NEW YORK (GenomeWeb News) – Researchers at Brown University and the St. Laurent Institute have found ties between RNA editing and transposon-related gene silencing in fruit flies — findings that they suspect may extend to other organisms.
In a study appearing online today in Nature Communications, the team used protein localization, gene deletion, expression profiling, and other approaches to tease apart interactions between transposon-associated double-stranded RNA and components of an RNA editing system in Drosophila.
Results of the analysis indicated that double-stranded RNA editing by an enzyme called ADAR can loosen the reins on an RNA interference pathway that typically silences so-called Hoppel transposons with the help of tightly packaged repressive heterochromatin.
In the absence of ADAR, investigators saw shifts in fly lifespan in some experiments and reporter gene expression shifts in others, underscoring the enzyme's apparently antagonistic interactions with transposon-related silencing systems.
"What ADAR does is fine tune this regulatory network," first author Yiannis Savva said in a statement. "In cells where you have ADAR, the network is activated. In cells where you don't, it's silenced. It provides dynamicity."
Savva was a graduate student in senior author Robert Reenan's Brown University molecular biology, cell biology, and biochemistry lab when the study began. He is currently a post-doctoral researcher at Brown.
Though the current study was performed in fruit flies, members of the team noted that RNA editing components could conceivably make transposon-related contributions to gene expression variation in other organisms as well.
"ADAR in humans functions the same way it does in flies, and double-stranded RNAs are made in humans the same way," Reenan said in a statement. "They are all generic, off-the-shelf staples of the biological toolkit. This is not anything that is particular to flies."
Transposable elements are well known for hopping around host genomes, sometimes producing pronounced changes to parts of the genome where they land. Host cells can use a range of responses to minimize transposon-induce damage, the researchers noted, from dicing up double-stranded RNA to keeping transposon sequences tightly wound around chromatin proteins.
"Repressive heterochromatin is established through the RNA interference pathway, triggered by double-stranded RNAs that can be modified via RNA editing," Savva, Reenan, and co-authors wrote. "However, the biological consequences of such modifications remain enigmatic."
To explore this system in more detail, the group started by performing localization experiments in salivary gland samples from Drosophila larvae.
In the process, the team uncovered physical interactions between the ADAR protein and double-stranded RNA on chromosome 4, which it subsequently attributed to the presence of transposable elements from the Hoppel family.
As they delved into this relationship further, the researchers saw clues that the RNA editing enzyme was diminishing the effectiveness of RNA interference and silencing of Hoppel transposon-associated sequences.
For instance, the team detected a dip in reporter gene silencing in fruit fly cells with higher levels of the ADAR enzyme, whereas such silencing remained relatively strong in cells with lower ADAR levels.
Such effects appear to stem from a decline in heterochromatic silencing of transposons via RNA interference pathways in the presence of the RNA editing ADAR enzyme, researchers reported.

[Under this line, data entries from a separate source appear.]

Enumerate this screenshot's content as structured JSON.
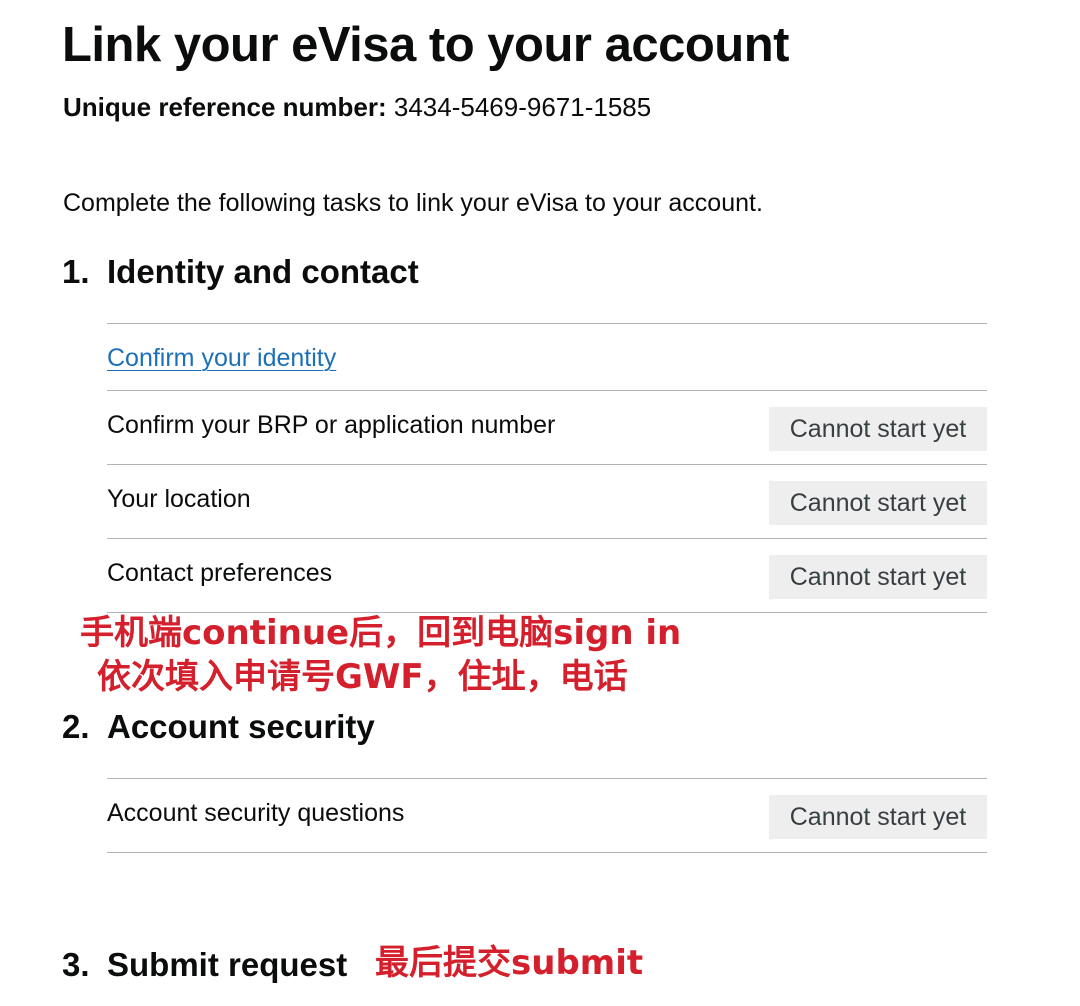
{
  "page": {
    "title": "Link your eVisa to your account",
    "reference_label": "Unique reference number:",
    "reference_value": "3434-5469-9671-1585",
    "intro": "Complete the following tasks to link your eVisa to your account."
  },
  "sections": [
    {
      "number": "1.",
      "heading": "Identity and contact",
      "tasks": [
        {
          "name": "Confirm your identity",
          "status": ""
        },
        {
          "name": "Confirm your BRP or application number",
          "status": "Cannot start yet"
        },
        {
          "name": "Your location",
          "status": "Cannot start yet"
        },
        {
          "name": "Contact preferences",
          "status": "Cannot start yet"
        }
      ]
    },
    {
      "number": "2.",
      "heading": "Account security",
      "tasks": [
        {
          "name": "Account security questions",
          "status": "Cannot start yet"
        }
      ]
    },
    {
      "number": "3.",
      "heading": "Submit request",
      "tasks": []
    }
  ],
  "annotations": {
    "line1": "手机端continue后，回到电脑sign in",
    "line2": "依次填入申请号GWF，住址，电话",
    "submit_note": "最后提交submit"
  },
  "colors": {
    "text": "#0b0c0c",
    "link": "#1d70b8",
    "tag_background": "#eeeeee",
    "tag_text": "#383f43",
    "annotation": "#d4202c",
    "divider": "#b1b4b6"
  }
}
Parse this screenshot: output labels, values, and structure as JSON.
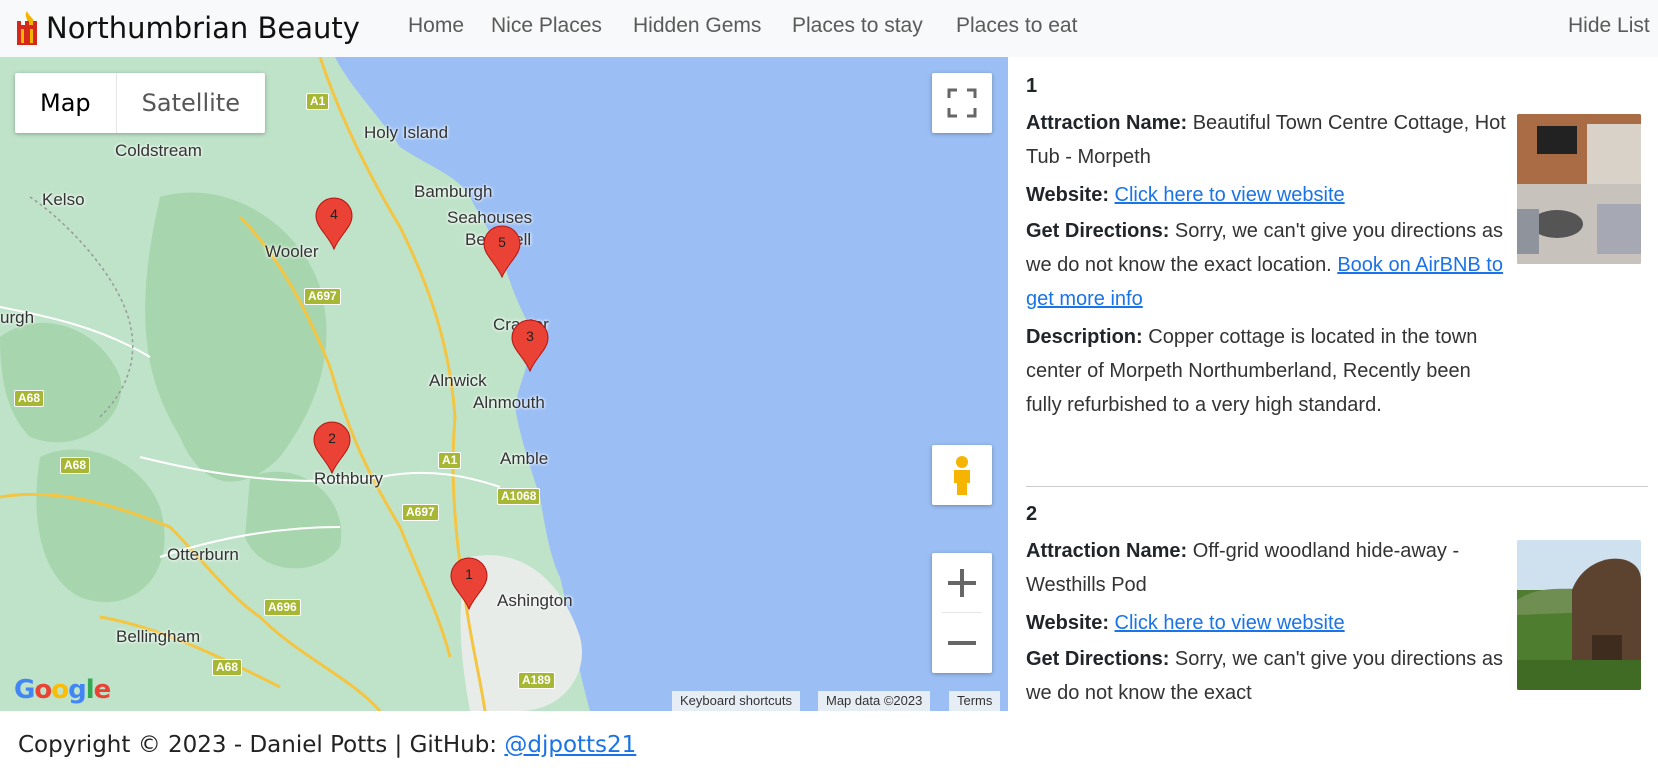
{
  "navbar": {
    "brand": "Northumbrian Beauty",
    "links": [
      "Home",
      "Nice Places",
      "Hidden Gems",
      "Places to stay",
      "Places to eat"
    ],
    "toggle_list": "Hide List"
  },
  "map": {
    "type_options": [
      "Map",
      "Satellite"
    ],
    "selected_type": "Map",
    "places": [
      "Holy Island",
      "Coldstream",
      "Kelso",
      "Bamburgh",
      "Seahouses",
      "Beadnell",
      "Wooler",
      "urgh",
      "Craster",
      "Alnwick",
      "Alnmouth",
      "Amble",
      "Rothbury",
      "Otterburn",
      "Ashington",
      "Bellingham"
    ],
    "roads": [
      "A1",
      "A697",
      "A68",
      "A68",
      "A1",
      "A1068",
      "A697",
      "A696",
      "A68",
      "A189"
    ],
    "markers": [
      "1",
      "2",
      "3",
      "4",
      "5"
    ],
    "attribution": {
      "shortcuts": "Keyboard shortcuts",
      "data": "Map data ©2023",
      "terms": "Terms"
    },
    "logo": "Google"
  },
  "list": [
    {
      "number": "1",
      "name_label": "Attraction Name:",
      "name": "Beautiful Town Centre Cottage, Hot Tub - Morpeth",
      "website_label": "Website:",
      "website_link": "Click here to view website",
      "directions_label": "Get Directions:",
      "directions_text": "Sorry, we can't give you directions as we do not know the exact location.",
      "booking_link": "Book on AirBNB to get more info",
      "description_label": "Description:",
      "description": "Copper cottage is located in the town center of Morpeth Northumberland, Recently been fully refurbished to a very high standard."
    },
    {
      "number": "2",
      "name_label": "Attraction Name:",
      "name": "Off-grid woodland hide-away - Westhills Pod",
      "website_label": "Website:",
      "website_link": "Click here to view website",
      "directions_label": "Get Directions:",
      "directions_text": "Sorry, we can't give you directions as we do not know the exact"
    }
  ],
  "footer": {
    "text": "Copyright © 2023 - Daniel Potts | GitHub: ",
    "link": "@djpotts21"
  },
  "colors": {
    "water": "#9bbff4",
    "land": "#bfe3c9",
    "marker": "#ea4335",
    "link": "#1a73e8"
  }
}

In follow-up experiments, they found that fruit flies with unusually low ADAR levels tended to live longer than counterparts with typical levels of the enzyme.
And by dialing ADAR activity up or down in fruit flies with Hoppel tranposon repeats near an eye color reporter gene, meanwhile, the group determined that they could influence the range of resulting eye colors in the flies.
Individuals with a good deal of the enzyme were more apt to have red eyes, reflecting reduced silencing of those eye color-related sequences. On the other hand, flies with little ADAR more often had white eyes, consistent with efficient gene repression in the region.
"Our results explicitly demonstrate a functional intersection between the processes of RNA editing and RNA silencing," the study authors wrote.
"The implications of our results, given the universal prevalence of [double-stranded RNAs] as components of transcriptomes, are that ADAR activity has an evolved role in determining the fate of RNAs entering silencing pathways," they concluded, "thus globally influencing somatic genomic integrity, gene expression, and downstream organismal phenotypes."